◆ **What is required**
Please return all of the data exactly as written.

Data records for software interfaces
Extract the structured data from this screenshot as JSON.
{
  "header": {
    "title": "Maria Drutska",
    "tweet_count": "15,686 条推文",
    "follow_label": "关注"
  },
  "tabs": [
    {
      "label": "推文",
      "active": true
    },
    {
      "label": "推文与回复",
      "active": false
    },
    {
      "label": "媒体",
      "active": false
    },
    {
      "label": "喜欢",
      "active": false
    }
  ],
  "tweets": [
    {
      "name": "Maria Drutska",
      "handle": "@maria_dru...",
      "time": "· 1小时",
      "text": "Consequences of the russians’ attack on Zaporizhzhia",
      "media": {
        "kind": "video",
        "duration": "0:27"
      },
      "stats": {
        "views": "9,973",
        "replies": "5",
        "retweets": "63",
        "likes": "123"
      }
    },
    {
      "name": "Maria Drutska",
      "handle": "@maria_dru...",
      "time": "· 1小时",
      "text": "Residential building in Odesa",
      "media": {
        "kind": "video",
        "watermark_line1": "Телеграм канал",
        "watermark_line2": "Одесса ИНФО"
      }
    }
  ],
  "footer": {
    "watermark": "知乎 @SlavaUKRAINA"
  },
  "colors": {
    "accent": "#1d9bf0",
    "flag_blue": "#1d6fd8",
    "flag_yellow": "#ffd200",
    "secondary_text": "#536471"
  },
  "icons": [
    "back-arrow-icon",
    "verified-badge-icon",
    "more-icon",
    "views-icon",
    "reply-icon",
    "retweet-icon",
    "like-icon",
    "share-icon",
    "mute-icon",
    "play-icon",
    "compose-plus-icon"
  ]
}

◆ **Your response**
Extract the structured data from this screenshot as JSON.
{
  "header": {
    "title": "Maria Drutska",
    "tweet_count": "15,686 条推文",
    "follow_label": "关注"
  },
  "tabs": [
    {
      "label": "推文",
      "active": true
    },
    {
      "label": "推文与回复",
      "active": false
    },
    {
      "label": "媒体",
      "active": false
    },
    {
      "label": "喜欢",
      "active": false
    }
  ],
  "tweets": [
    {
      "name": "Maria Drutska",
      "handle": "@maria_dru...",
      "time": "· 1小时",
      "text": "Consequences of the russians’ attack on Zaporizhzhia",
      "media": {
        "kind": "video",
        "duration": "0:27"
      },
      "stats": {
        "views": "9,973",
        "replies": "5",
        "retweets": "63",
        "likes": "123"
      }
    },
    {
      "name": "Maria Drutska",
      "handle": "@maria_dru...",
      "time": "· 1小时",
      "text": "Residential building in Odesa",
      "media": {
        "kind": "video",
        "watermark_line1": "Телеграм канал",
        "watermark_line2": "Одесса ИНФО"
      }
    }
  ],
  "footer": {
    "watermark": "知乎 @SlavaUKRAINA"
  },
  "colors": {
    "accent": "#1d9bf0",
    "flag_blue": "#1d6fd8",
    "flag_yellow": "#ffd200",
    "secondary_text": "#536471"
  },
  "icons": [
    "back-arrow-icon",
    "verified-badge-icon",
    "more-icon",
    "views-icon",
    "reply-icon",
    "retweet-icon",
    "like-icon",
    "share-icon",
    "mute-icon",
    "play-icon",
    "compose-plus-icon"
  ]
}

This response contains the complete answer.